**TASK GOAL:** The answer must be every line of the records in which the string "date" appears.

● ● ● ● ●

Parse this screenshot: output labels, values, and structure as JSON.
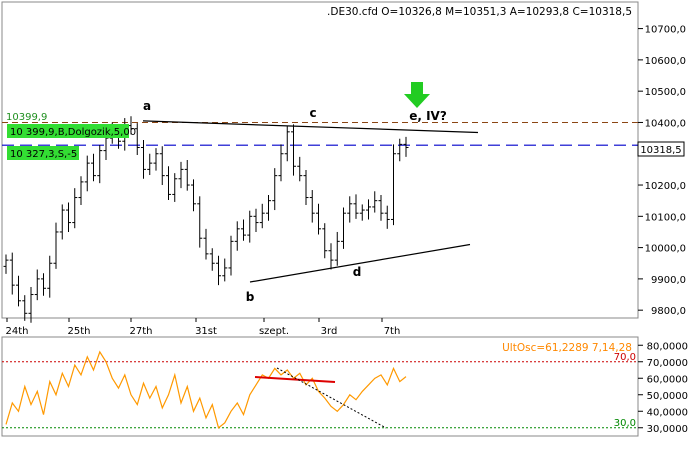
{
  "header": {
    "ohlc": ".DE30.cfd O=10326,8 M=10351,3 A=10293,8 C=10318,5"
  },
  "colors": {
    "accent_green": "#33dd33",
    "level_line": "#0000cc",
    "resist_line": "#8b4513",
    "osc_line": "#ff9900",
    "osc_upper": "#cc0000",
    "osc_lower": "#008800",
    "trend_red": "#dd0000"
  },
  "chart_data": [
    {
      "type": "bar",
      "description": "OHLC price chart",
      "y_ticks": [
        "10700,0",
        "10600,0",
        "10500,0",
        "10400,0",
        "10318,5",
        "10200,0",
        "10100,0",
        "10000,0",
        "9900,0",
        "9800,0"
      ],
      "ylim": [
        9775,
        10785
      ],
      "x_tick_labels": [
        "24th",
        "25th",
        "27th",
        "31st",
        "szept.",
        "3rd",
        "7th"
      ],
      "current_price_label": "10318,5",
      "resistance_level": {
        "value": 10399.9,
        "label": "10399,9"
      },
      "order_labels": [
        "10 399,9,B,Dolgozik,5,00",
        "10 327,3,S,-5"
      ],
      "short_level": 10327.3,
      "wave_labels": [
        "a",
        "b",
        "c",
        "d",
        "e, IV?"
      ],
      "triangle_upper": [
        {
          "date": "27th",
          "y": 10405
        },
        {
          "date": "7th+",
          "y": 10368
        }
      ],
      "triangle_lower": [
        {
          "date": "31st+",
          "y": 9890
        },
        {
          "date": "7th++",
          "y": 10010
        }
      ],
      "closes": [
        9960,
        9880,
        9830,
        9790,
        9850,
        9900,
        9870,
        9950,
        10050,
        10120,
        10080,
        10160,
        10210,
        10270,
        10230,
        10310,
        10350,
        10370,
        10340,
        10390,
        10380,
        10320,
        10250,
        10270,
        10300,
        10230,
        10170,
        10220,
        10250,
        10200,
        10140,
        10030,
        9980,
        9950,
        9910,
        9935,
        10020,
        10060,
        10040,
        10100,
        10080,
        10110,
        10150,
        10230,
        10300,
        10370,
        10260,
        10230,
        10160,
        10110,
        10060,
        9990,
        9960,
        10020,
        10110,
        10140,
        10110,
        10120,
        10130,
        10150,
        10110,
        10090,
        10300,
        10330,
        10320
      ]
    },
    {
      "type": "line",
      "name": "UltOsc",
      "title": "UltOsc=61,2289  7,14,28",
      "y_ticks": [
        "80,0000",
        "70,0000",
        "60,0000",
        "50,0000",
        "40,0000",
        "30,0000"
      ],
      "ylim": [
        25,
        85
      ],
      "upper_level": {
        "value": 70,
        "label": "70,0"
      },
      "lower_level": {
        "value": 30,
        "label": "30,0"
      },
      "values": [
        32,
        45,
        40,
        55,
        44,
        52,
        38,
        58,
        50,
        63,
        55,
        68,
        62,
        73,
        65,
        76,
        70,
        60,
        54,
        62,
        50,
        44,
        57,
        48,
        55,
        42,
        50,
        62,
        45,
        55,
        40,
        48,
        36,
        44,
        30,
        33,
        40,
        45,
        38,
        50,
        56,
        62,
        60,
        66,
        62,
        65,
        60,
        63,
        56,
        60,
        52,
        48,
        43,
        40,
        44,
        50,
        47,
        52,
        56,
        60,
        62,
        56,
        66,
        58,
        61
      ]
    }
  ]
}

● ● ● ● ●

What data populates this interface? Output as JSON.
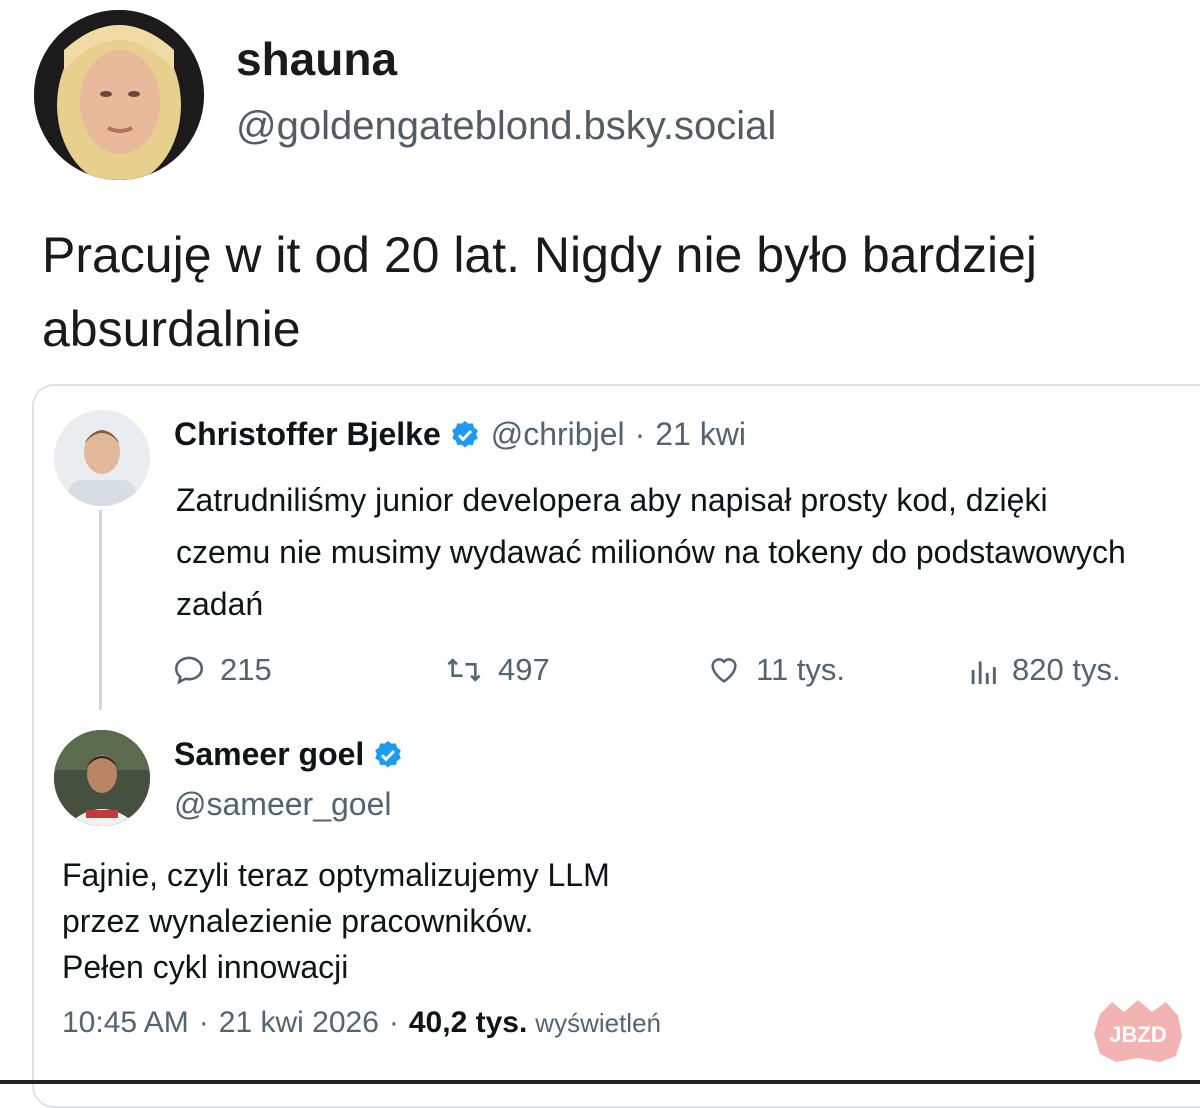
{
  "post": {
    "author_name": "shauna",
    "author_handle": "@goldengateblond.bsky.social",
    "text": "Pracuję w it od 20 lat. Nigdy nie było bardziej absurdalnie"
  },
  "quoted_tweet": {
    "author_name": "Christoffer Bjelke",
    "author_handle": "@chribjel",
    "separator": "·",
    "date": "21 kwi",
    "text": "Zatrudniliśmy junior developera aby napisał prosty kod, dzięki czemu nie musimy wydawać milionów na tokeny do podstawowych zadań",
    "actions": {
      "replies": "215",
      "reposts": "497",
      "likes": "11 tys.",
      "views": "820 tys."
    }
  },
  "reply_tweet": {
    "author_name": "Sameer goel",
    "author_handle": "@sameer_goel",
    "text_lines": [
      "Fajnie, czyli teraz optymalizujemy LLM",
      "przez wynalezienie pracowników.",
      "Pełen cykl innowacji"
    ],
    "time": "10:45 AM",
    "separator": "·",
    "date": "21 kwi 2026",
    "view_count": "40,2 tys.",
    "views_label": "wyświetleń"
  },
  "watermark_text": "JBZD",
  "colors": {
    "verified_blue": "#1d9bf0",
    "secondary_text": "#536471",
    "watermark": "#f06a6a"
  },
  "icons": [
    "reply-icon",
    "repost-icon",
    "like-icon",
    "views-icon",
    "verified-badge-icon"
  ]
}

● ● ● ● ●

**TASK OUTPUT:**
          "date": "27th",
          "date": "7th+",
          "date": "31st+",
          "date": "7th++",
    "date": "21 kwi",
    "date": "21 kwi 2026",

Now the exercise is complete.